What can be done to make renting a car more user-friendly?
How about check in kiosks, just like you’d check in for your flight?
I figure if the airlines can make sure you don’t present a risk to fly, that there’s a way to check to make sure you have a driver’s license and insurance and entrust a vehicle to your care. Alamo and National apparently agree, and expect to have kiosks in 80 and 70 cities, respectively, by summertime.
What about a return policy that’s as easy as checking out of your hotel room via a television screen, and then leaving the keys in the room?
This is a little more problematic. You’ve got a credit card on file, so if you forgot to fill the tank, they can send you the charge later. Of course, there is the risk of a later claim of damage to the vehicle, but I’ve also gotten a hotel room damage charge and have had to dispute it much later down the road. Dollar and Thrifty are trying out some tech gadgets that will quickly measure mileage and fuel, so you don’t have to wait for a lot attendant. Avis will email you a receipt so you don’t have to stand around and wait for an attendant to print it out for you. All these things can help shave minutes off the time involved for a return, but there is still a lot of room for improvement here.
You can read the whole article, along with Mark’s analysis, in the March Fast Company.

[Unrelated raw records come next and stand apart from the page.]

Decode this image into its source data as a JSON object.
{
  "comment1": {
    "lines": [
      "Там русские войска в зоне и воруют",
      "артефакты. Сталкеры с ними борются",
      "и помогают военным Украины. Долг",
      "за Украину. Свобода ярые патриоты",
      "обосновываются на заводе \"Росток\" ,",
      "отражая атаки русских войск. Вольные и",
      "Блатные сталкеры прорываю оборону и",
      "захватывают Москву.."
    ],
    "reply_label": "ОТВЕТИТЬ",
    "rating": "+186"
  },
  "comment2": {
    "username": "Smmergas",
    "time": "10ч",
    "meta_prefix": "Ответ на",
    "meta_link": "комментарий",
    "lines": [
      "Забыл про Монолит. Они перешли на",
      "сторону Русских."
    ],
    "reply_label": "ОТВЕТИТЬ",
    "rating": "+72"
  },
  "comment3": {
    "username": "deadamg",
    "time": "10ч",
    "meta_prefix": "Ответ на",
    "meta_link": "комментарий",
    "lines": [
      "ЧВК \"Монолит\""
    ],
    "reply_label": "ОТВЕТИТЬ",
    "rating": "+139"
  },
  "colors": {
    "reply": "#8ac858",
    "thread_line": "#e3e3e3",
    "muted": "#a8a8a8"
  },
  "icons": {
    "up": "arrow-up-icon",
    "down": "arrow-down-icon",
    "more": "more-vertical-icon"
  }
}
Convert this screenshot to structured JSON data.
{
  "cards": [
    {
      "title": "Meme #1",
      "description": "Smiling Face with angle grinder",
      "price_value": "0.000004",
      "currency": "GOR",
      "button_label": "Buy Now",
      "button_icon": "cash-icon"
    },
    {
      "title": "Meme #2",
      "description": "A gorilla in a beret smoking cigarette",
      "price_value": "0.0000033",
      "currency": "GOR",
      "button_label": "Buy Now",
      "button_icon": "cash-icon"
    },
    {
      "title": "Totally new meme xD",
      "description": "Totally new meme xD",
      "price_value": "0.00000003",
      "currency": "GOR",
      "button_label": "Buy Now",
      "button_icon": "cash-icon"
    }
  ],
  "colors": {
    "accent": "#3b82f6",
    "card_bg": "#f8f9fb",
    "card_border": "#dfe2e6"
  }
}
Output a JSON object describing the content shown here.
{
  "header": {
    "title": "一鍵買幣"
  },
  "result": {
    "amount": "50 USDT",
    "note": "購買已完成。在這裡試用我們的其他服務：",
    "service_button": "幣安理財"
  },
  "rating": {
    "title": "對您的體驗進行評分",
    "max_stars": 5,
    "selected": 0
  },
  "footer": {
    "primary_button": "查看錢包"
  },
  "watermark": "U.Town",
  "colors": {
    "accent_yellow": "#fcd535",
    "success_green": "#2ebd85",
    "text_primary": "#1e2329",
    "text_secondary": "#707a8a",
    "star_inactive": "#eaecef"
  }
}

What ideas can you suggest that will get you in and out of the car rental lot just as quickly as possible?